Look through the listing below and report every line that contains "title".

BEGIN

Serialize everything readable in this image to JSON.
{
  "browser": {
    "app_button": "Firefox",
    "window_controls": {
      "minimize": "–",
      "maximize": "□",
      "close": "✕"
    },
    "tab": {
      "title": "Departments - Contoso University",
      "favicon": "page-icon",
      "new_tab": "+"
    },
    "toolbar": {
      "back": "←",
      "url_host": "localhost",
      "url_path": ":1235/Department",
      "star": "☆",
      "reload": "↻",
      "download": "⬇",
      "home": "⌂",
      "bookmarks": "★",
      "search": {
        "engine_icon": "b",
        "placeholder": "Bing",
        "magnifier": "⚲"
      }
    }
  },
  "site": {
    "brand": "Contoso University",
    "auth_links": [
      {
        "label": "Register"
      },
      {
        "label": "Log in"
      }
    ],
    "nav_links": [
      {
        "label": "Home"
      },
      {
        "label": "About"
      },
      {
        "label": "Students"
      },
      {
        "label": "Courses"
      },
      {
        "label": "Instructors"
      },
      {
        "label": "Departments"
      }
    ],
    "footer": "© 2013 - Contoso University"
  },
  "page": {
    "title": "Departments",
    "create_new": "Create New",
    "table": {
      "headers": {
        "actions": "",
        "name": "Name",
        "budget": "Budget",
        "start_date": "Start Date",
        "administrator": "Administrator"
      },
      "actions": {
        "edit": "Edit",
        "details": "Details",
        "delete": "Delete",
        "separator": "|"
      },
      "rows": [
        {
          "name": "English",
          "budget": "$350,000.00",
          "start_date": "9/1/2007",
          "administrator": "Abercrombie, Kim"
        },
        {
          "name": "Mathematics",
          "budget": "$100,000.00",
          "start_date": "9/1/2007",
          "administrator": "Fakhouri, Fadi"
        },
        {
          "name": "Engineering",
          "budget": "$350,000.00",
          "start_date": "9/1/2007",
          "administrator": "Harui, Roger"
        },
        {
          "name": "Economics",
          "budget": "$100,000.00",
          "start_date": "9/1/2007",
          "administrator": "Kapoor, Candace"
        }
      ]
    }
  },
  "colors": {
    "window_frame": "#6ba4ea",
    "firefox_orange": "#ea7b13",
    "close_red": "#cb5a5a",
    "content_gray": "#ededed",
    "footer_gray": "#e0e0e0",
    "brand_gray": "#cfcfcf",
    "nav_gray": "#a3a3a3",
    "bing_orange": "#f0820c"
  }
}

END

■ OUTPUT OF THE EXERCISE
      "title": "Departments - Contoso University",
    "title": "Departments",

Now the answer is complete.